6) Capturing that incredible moment on film when a lion/leopard looks through your car window is awesome! Well, the fact that he’s looking through the window is a slight indication that he’s a bit too close and if your window’s open and your arm is extended beyond the outline of the car, the reality is that you might never get to see that photo or your camera or your arm ever again. The fact you’re a coward and you let your kids do it on your behalf is even worse. Sunroofs also count as windows. Keep your body parts tucked safely inside before they’re plucked off you.
7) Do you like it when you hear a pimped-up ride pull up next to you as you sashay down the pavement with the occupants catcalling, whistling and yelling all kinds of proposed shenanigans at you? I didn’t think so. Don’t tease wild animals if you don’t feel confident you’d be the last gladiator standing.
8) I love that moment when a stranger comes up to my kids, dangles sweeties in front of their face and then shoves them into my kids’ hands without asking me. Actually, I don’t for many reasons. DON’T FEED THE ANIMALS! I can’t make it any clearer and neither can the signboards, unless you think it’d be cool to take a baboon for a drive down a coastal road with the top down. Have you seen the size of a baboon’s teeth? Would you let someone with an uncovered, unwashed and chafed-looking backside sit in your ultimate set of wheels? Would you like the product of the food you’ve just given the animal and an upset stomach to be all over that pretty leather interior? NO, NO, NO! If it’s alive and not in special care, that means it’s getting food from its natural source. Leave well alone or start allowing creepy people to give your kids sweets.
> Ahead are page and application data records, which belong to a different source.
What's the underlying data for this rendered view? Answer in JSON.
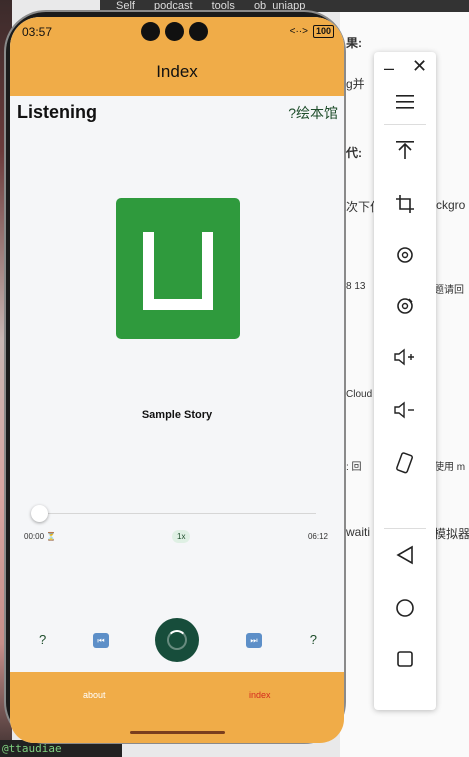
{
  "background": {
    "topbar_items": [
      "Self",
      "podcast",
      "tools",
      "ob_uniapp"
    ],
    "doc_lines": [
      "果:",
      "g并",
      "代:",
      "次下位",
      "ckgro",
      "8 13",
      "题请回",
      "Cloud",
      "i",
      ": 回",
      "使用 m",
      "waiti",
      "模拟器"
    ],
    "terminal_text": "@ttaudiae"
  },
  "status": {
    "time": "03:57",
    "signal": "<··>",
    "battery": "100"
  },
  "nav": {
    "title": "Index"
  },
  "page": {
    "heading": "Listening",
    "link": "?绘本馆",
    "story_title": "Sample Story",
    "cover_color": "#2f9a3d"
  },
  "player": {
    "current_time": "00:00",
    "hourglass": "⏳",
    "rate": "1x",
    "duration": "06:12",
    "progress_fraction": 0,
    "left_extra": "?",
    "right_extra": "?",
    "prev_icon": "⏮",
    "next_icon": "⏭"
  },
  "tabs": [
    {
      "label": "about",
      "active": false
    },
    {
      "label": "index",
      "active": true
    }
  ],
  "colors": {
    "accent": "#f0ac48",
    "active_tab": "#d42b1e",
    "play_button": "#174d3b"
  }
}
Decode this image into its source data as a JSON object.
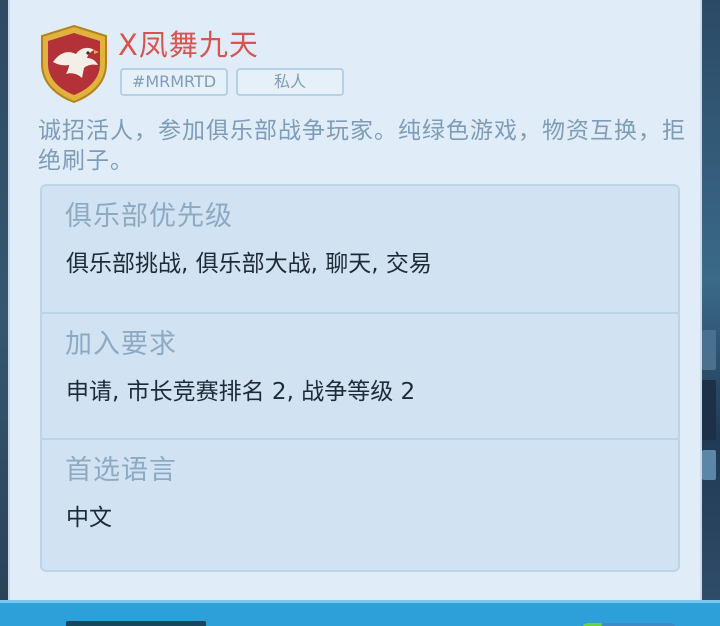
{
  "club": {
    "name": "X凤舞九天",
    "tag": "#MRMRTD",
    "type": "私人",
    "description": "诚招活人，参加俱乐部战争玩家。纯绿色游戏，物资互换，拒绝刷子。",
    "badge_icon": "eagle-shield-icon"
  },
  "sections": [
    {
      "title": "俱乐部优先级",
      "value": "俱乐部挑战, 俱乐部大战, 聊天, 交易"
    },
    {
      "title": "加入要求",
      "value": "申请, 市长竞赛排名 2, 战争等级 2"
    },
    {
      "title": "首选语言",
      "value": "中文"
    }
  ],
  "colors": {
    "name": "#d9534f",
    "panel": "#e0edf8",
    "info_box": "#d1e3f2",
    "section_title": "#8eaac2",
    "bottom_bar": "#2d9fd9"
  }
}
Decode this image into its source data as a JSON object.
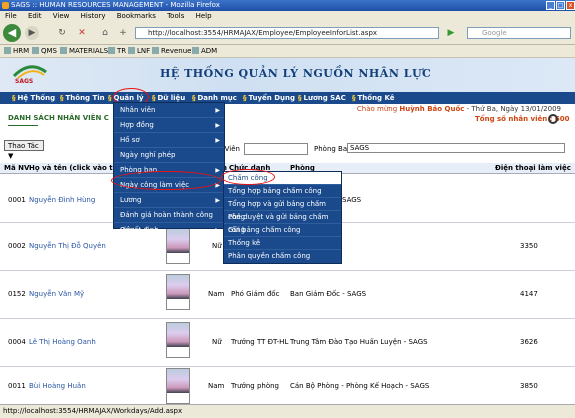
{
  "window": {
    "title": "SAGS :: HUMAN RESOURCES MANAGEMENT - Mozilla Firefox"
  },
  "menu": [
    "File",
    "Edit",
    "View",
    "History",
    "Bookmarks",
    "Tools",
    "Help"
  ],
  "address": {
    "url": "http://localhost:3554/HRMAJAX/Employee/EmployeeInforList.aspx",
    "search_placeholder": "Google"
  },
  "bookmarks": [
    "HRM",
    "QMS",
    "MATERIALS",
    "TR",
    "LNF",
    "Revenue",
    "ADM"
  ],
  "banner": {
    "logo_text": "SAGS",
    "title": "HỆ THỐNG QUẢN LÝ NGUỒN NHÂN LỰC"
  },
  "mainnav": [
    "Hệ Thống",
    "Thông Tin",
    "Quản lý",
    "Dữ liệu",
    "Danh mục",
    "Tuyển Dụng",
    "Lương SAC",
    "Thống Kê"
  ],
  "greeting": {
    "prefix": "Chào mừng ",
    "user": "Huỳnh Bảo Quốc",
    "date": " - Thứ Ba, Ngày 13/01/2009"
  },
  "page": {
    "heading": "DANH SÁCH NHÂN VIÊN C",
    "total_label": "Tổng số nhân viên : 600",
    "action_label": "Thao Tác ▼",
    "employee_label": "n Viên",
    "department_label": "Phòng Ban",
    "department_value": "SAGS"
  },
  "table": {
    "headers": [
      "Mã NV",
      "Họ và tên (click vào tên để",
      "h",
      "Chức danh",
      "Phòng",
      "Điện thoại làm việc"
    ],
    "rows": [
      {
        "id": "0001",
        "name": "Nguyễn Đình Hùng",
        "gender": "",
        "title": "",
        "dept": "SAGS",
        "phone": ""
      },
      {
        "id": "0002",
        "name": "Nguyễn Thị Đỗ Quyên",
        "gender": "Nữ",
        "title": "",
        "dept": "",
        "phone": "3350"
      },
      {
        "id": "0152",
        "name": "Nguyễn Văn Mỹ",
        "gender": "Nam",
        "title": "Phó Giám đốc",
        "dept": "Ban Giám Đốc - SAGS",
        "phone": "4147"
      },
      {
        "id": "0004",
        "name": "Lê Thị Hoàng Oanh",
        "gender": "Nữ",
        "title": "Trưởng TT ĐT-HL",
        "dept": "Trung Tâm Đào Tạo Huấn Luyện - SAGS",
        "phone": "3626"
      },
      {
        "id": "0011",
        "name": "Bùi Hoàng Huân",
        "gender": "Nam",
        "title": "Trưởng phòng",
        "dept": "Cán Bộ Phòng - Phòng Kế Hoạch - SAGS",
        "phone": "3850"
      }
    ]
  },
  "submenu_quanly": [
    "Nhân viên",
    "Hợp đồng",
    "Hồ sơ",
    "Ngày nghỉ phép",
    "Phòng ban",
    "Ngày công làm việc",
    "Lương",
    "Đánh giá hoàn thành công việc",
    "Quyết định"
  ],
  "submenu_ngaycong": [
    "Chấm công",
    "Tổng hợp bảng chấm công",
    "Tổng hợp và gửi bảng chấm công",
    "Phê duyệt và gửi bảng chấm công",
    "Gửi bảng chấm công",
    "Thống kê",
    "Phân quyền chấm công"
  ],
  "status": "http://localhost:3554/HRMAJAX/Workdays/Add.aspx",
  "colors": {
    "nav_blue": "#1a4a8c",
    "accent_red": "#e11",
    "heading_green": "#2b6a2b"
  }
}
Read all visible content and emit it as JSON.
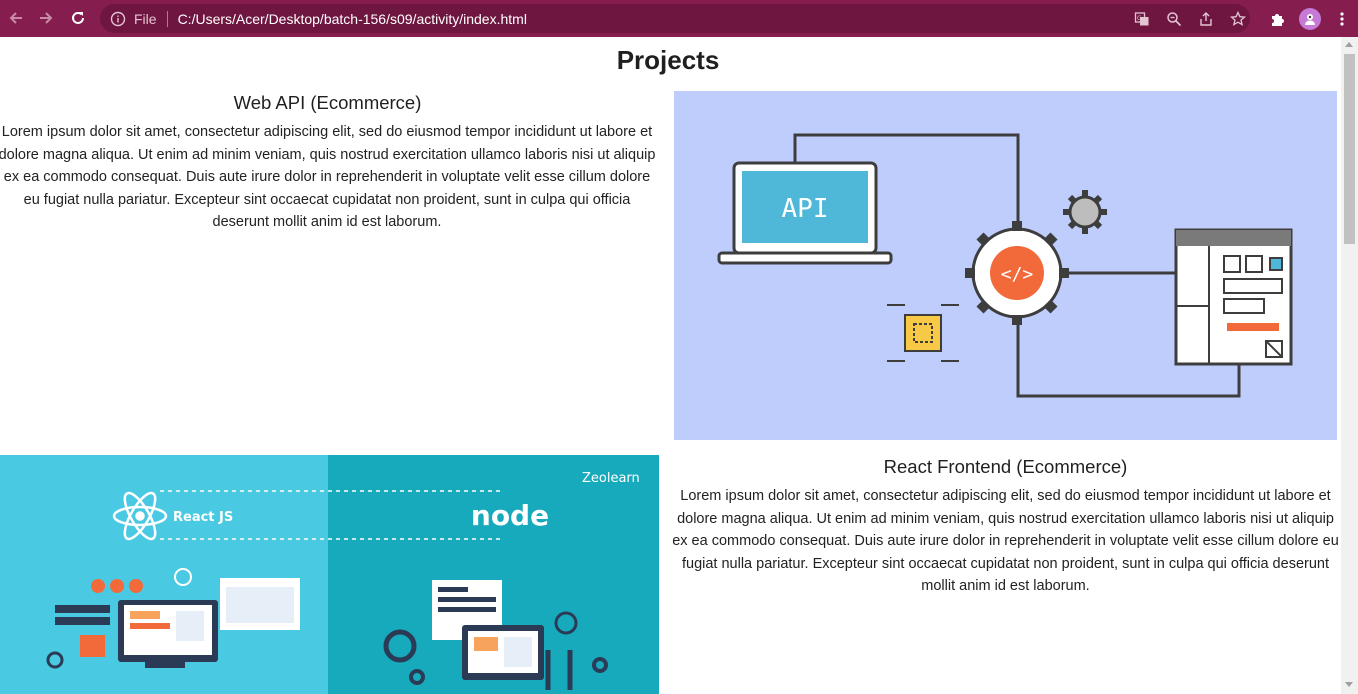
{
  "browser": {
    "file_label": "File",
    "url": "C:/Users/Acer/Desktop/batch-156/s09/activity/index.html",
    "colors": {
      "toolbar": "#861d4f",
      "omnibox": "#6f1640"
    }
  },
  "page": {
    "title": "Projects",
    "projects": [
      {
        "title": "Web API (Ecommerce)",
        "description": "Lorem ipsum dolor sit amet, consectetur adipiscing elit, sed do eiusmod tempor incididunt ut labore et dolore magna aliqua. Ut enim ad minim veniam, quis nostrud exercitation ullamco laboris nisi ut aliquip ex ea commodo consequat. Duis aute irure dolor in reprehenderit in voluptate velit esse cillum dolore eu fugiat nulla pariatur. Excepteur sint occaecat cupidatat non proident, sunt in culpa qui officia deserunt mollit anim id est laborum.",
        "image_label": "API"
      },
      {
        "title": "React Frontend (Ecommerce)",
        "description": "Lorem ipsum dolor sit amet, consectetur adipiscing elit, sed do eiusmod tempor incididunt ut labore et dolore magna aliqua. Ut enim ad minim veniam, quis nostrud exercitation ullamco laboris nisi ut aliquip ex ea commodo consequat. Duis aute irure dolor in reprehenderit in voluptate velit esse cillum dolore eu fugiat nulla pariatur. Excepteur sint occaecat cupidatat non proident, sunt in culpa qui officia deserunt mollit anim id est laborum.",
        "image_labels": {
          "react": "React JS",
          "node": "node",
          "brand": "Zeolearn"
        }
      }
    ]
  }
}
I could go on with this list of do’s and don’ts, but I don’t want you to end up feeling like you might have to consider scratching a safari off your bucket list. Truly, seeing a wild animal at a safe distance is one of the most magical moments you could ever experience. The absolute peace and oneness with nature you feel as you hear a giraffe chewing the juicy leaves at the top of a thorny acacia tree in the morning sun or the far-off hysterical whooping laughter of a hyena at nightfall is incomparable.
Remember to do everything the game ranger tells you, but just take the story of ‘why the warthog’s tail stands up’ with a pinch of salt.